■ Given records ■
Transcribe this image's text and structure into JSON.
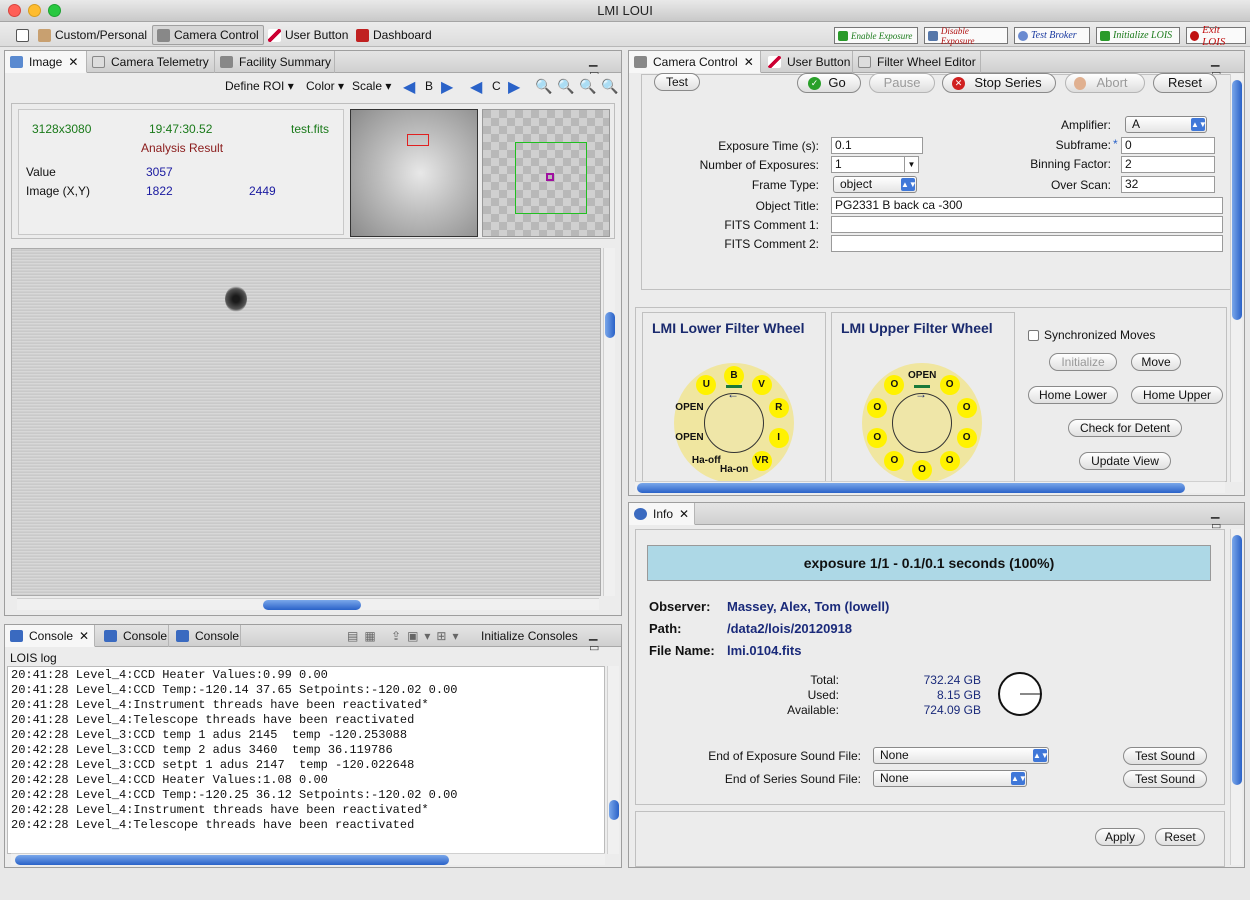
{
  "app": {
    "title": "LMI LOUI"
  },
  "perspectives": {
    "items": [
      {
        "label": "Custom/Personal"
      },
      {
        "label": "Camera Control"
      },
      {
        "label": "User Button"
      },
      {
        "label": "Dashboard"
      }
    ]
  },
  "actions": {
    "enable_exposure": "Enable Exposure",
    "disable_exposure": "Disable Exposure",
    "test_broker": "Test Broker",
    "initialize_lois": "Initialize LOIS",
    "exit_lois": "Exit LOIS"
  },
  "image_panel": {
    "tabs": [
      {
        "label": "Image"
      },
      {
        "label": "Camera Telemetry"
      },
      {
        "label": "Facility Summary"
      }
    ],
    "toolbar": {
      "define_roi": "Define ROI",
      "color": "Color",
      "scale": "Scale",
      "b": "B",
      "c": "C"
    },
    "analysis": {
      "dims": "3128x3080",
      "time": "19:47:30.52",
      "file": "test.fits",
      "heading": "Analysis Result",
      "value_label": "Value",
      "value": "3057",
      "xy_label": "Image (X,Y)",
      "x": "1822",
      "y": "2449"
    }
  },
  "console_panel": {
    "tabs": [
      {
        "label": "Console"
      },
      {
        "label": "Console"
      },
      {
        "label": "Console"
      }
    ],
    "init_label": "Initialize Consoles",
    "log_title": "LOIS log",
    "lines": [
      "20:41:28 Level_4:CCD Heater Values:0.99 0.00",
      "20:41:28 Level_4:CCD Temp:-120.14 37.65 Setpoints:-120.02 0.00",
      "20:41:28 Level_4:Instrument threads have been reactivated*",
      "20:41:28 Level_4:Telescope threads have been reactivated",
      "20:42:28 Level_3:CCD temp 1 adus 2145  temp -120.253088",
      "20:42:28 Level_3:CCD temp 2 adus 3460  temp 36.119786",
      "20:42:28 Level_3:CCD setpt 1 adus 2147  temp -120.022648",
      "20:42:28 Level_4:CCD Heater Values:1.08 0.00",
      "20:42:28 Level_4:CCD Temp:-120.25 36.12 Setpoints:-120.02 0.00",
      "20:42:28 Level_4:Instrument threads have been reactivated*",
      "20:42:28 Level_4:Telescope threads have been reactivated"
    ]
  },
  "camera_panel": {
    "tabs": [
      {
        "label": "Camera Control"
      },
      {
        "label": "User Button"
      },
      {
        "label": "Filter Wheel Editor"
      }
    ],
    "buttons": {
      "test": "Test",
      "go": "Go",
      "pause": "Pause",
      "stop": "Stop Series",
      "abort": "Abort",
      "reset": "Reset"
    },
    "form": {
      "exposure_time_label": "Exposure Time (s):",
      "exposure_time": "0.1",
      "num_exposures_label": "Number of Exposures:",
      "num_exposures": "1",
      "frame_type_label": "Frame Type:",
      "frame_type": "object",
      "object_title_label": "Object Title:",
      "object_title": "PG2331 B back ca -300",
      "fits1_label": "FITS Comment 1:",
      "fits1": "",
      "fits2_label": "FITS Comment 2:",
      "fits2": "",
      "amplifier_label": "Amplifier:",
      "amplifier": "A",
      "subframe_label": "Subframe:",
      "subframe_star": "*",
      "subframe": "0",
      "binning_label": "Binning Factor:",
      "binning": "2",
      "overscan_label": "Over Scan:",
      "overscan": "32"
    },
    "filter": {
      "lower_title": "LMI Lower Filter Wheel",
      "upper_title": "LMI Upper Filter Wheel",
      "lower_positions": [
        "B",
        "V",
        "R",
        "I",
        "VR",
        "Ha-on",
        "Ha-off",
        "OPEN",
        "OPEN",
        "U"
      ],
      "upper_positions": [
        "OPEN",
        "O",
        "O",
        "O",
        "O",
        "O",
        "O",
        "O",
        "O",
        "O"
      ],
      "sync_label": "Synchronized Moves",
      "initialize": "Initialize",
      "move": "Move",
      "home_lower": "Home Lower",
      "home_upper": "Home Upper",
      "check_detent": "Check for Detent",
      "update_view": "Update View"
    }
  },
  "info_panel": {
    "tab": "Info",
    "progress": {
      "text": "exposure 1/1 - 0.1/0.1 seconds (100%)",
      "fraction": 1.0
    },
    "observer_label": "Observer:",
    "observer": "Massey, Alex, Tom (lowell)",
    "path_label": "Path:",
    "path": "/data2/lois/20120918",
    "file_label": "File Name:",
    "file": "lmi.0104.fits",
    "disk": {
      "total_label": "Total:",
      "total": "732.24 GB",
      "used_label": "Used:",
      "used": "8.15 GB",
      "available_label": "Available:",
      "available": "724.09 GB"
    },
    "eoe_sound_label": "End of Exposure Sound File:",
    "eoe_sound": "None",
    "eos_sound_label": "End of Series Sound File:",
    "eos_sound": "None",
    "test_sound": "Test Sound",
    "apply": "Apply",
    "reset": "Reset"
  },
  "colors": {
    "accent": "#2a62c8",
    "progress_bg": "#add8e6",
    "analysis_green": "#1a7a1a",
    "analysis_red": "#8a1a1a",
    "value_blue": "#1a1aa0"
  }
}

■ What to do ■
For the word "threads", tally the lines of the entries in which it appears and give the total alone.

■ Response ■
4